  2. Surgical Intervention: When non-surgical methods don't cut it or if your tear is severe, surgical options may be necessary. These can range from minimally invasive arthroscopic procedures to more complex open surgeries.

  3. Lifestyle Modifications: Pay attention to your daily activities. Avoid movements that exacerbate your condition and incorporate shoulder-friendly habits into your routine.

  4. Preventive Measures: Once you've recovered, it's essential to take measures to prevent re-injury. Strengthen your shoulder muscles, maintain good posture/stability, and stay cautious in high-risk activities.


Rehabilitating a shoulder labral tear is a critical decision, and understanding the differences between surgical and non-surgical approaches, as well as emerging therapies like stem cells and peptide therapy, can help you make an informed choice. Additionally, it's essential to consider the associated risks of shoulder dislocation with surgery compared to non-surgical rehab. Let's delve into these aspects:

1. Surgical Rehabilitation vs. Non-Surgical Physical Therapy:

Surgical Rehabilitation:

  • Indications: Surgery is typically recommended for more severe labral tears, especially in cases of Bankart or SLAP tears, where there is a high risk of recurrent dislocations or significant functional impairment.

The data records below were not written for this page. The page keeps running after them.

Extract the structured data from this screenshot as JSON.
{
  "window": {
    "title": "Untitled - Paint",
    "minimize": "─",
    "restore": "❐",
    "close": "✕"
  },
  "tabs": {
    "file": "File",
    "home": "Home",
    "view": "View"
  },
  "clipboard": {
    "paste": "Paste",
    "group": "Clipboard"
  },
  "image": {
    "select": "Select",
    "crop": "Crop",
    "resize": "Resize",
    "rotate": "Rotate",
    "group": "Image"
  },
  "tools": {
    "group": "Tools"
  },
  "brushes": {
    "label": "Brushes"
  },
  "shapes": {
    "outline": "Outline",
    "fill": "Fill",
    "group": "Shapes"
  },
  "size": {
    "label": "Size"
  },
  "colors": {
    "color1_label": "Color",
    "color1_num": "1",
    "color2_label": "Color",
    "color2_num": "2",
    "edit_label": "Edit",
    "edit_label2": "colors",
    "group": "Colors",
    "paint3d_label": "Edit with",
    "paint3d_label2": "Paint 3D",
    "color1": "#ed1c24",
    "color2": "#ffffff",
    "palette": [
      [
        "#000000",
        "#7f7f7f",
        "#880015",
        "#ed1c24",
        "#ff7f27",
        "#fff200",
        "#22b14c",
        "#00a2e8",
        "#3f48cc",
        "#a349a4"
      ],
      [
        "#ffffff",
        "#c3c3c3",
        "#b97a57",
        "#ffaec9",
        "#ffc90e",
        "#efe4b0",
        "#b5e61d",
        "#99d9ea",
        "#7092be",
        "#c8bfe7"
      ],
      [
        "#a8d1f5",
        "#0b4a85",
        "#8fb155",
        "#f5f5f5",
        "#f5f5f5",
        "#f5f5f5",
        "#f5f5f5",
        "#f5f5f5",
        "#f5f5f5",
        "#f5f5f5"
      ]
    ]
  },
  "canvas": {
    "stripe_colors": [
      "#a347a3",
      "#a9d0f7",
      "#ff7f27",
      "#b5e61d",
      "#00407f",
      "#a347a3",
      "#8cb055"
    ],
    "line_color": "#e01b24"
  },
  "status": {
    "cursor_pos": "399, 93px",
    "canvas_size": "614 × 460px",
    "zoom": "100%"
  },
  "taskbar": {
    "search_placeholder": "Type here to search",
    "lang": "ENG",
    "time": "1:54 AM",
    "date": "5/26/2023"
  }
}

  • Procedure: Surgical procedures involve repairing or reattaching the torn labrum. Arthroscopic surgery is minimally invasive, while open surgery may be necessary for more complex cases.

  • Recovery: Post-surgery, patients undergo a structured rehabilitation program, including physical therapy, to regain strength, stability, and range of motion. Recovery can take several months, with a gradual return to activities.

  • Benefits: Surgery can provide a more immediate and potentially complete resolution of the tear, especially in high-demand athletes or those with recurrent dislocations.

Non-Surgical Physical Therapy:

  • Indications: Non-surgical approaches are considered for less severe tears, those with minimal symptoms, or when the patient prefers to avoid surgery.

  • Treatment: Physical therapy focuses on strengthening the shoulder muscles and improving mobility to support the injured area.

  • Recovery: Recovery time may be shorter compared to surgery, but it depends on the tear's severity. Non-surgical rehab typically takes a few weeks to a few months.

3. Risk of Shoulder Dislocation with Surgery vs. Non-Surgery Rehab:


  • Risk: There is a risk of recurrent shoulder dislocation, typically in the early stages of recovery. The surgical procedure aims to reduce this risk by repairing the torn labrum and stabilizing the joint. However, post-surgery, there's a risk of complications such as infection, nerve injury, or stiffness, which could impact joint mobility.

Non-Surgical Rehab:

  • Risk: Non-surgical rehab focuses on strengthening the shoulder to prevent dislocations. However, if the tear is severe and the patient doesn't respond well to rehab, there's a risk of continued instability, which may lead to recurrent dislocations.


In summary, the choice between surgical and non-surgical rehab for a shoulder labral tear should be based on the tear's severity, the patient's lifestyle, and their preferences. Emerging therapies like stem cells and peptides hold promise but require further research. Additionally, the risk of shoulder dislocation should be carefully considered, and both surgical and non-surgical approaches have their associated risks and benefits. Consulting with a healthcare professional is crucial to make the best decision for your specific condition.


Now, for some credible references to back up these strategies:

  • Kibler, W. B. (2017). The role of the scapula in athletic shoulder function. The American Journal of Sports Medicine, 35(2), 364-372.

  • Burkhart, S. S., & De Beer, J. F. (2000). Traumatic glenohumeral bone defects and their relationship to failure of arthroscopic Bankart repairs: significance of the inverted-pear glenoid and the humeral engaging Hill-Sachs lesion. Arthroscopy, 16(7), 677-694.

  • Manske, R. C., & Prohaska, D. (2000). Diagnosis and management of superior labral (SLAP) lesions. Journal of Orthopaedic & Sports Physical Therapy, 30(5), 276-288.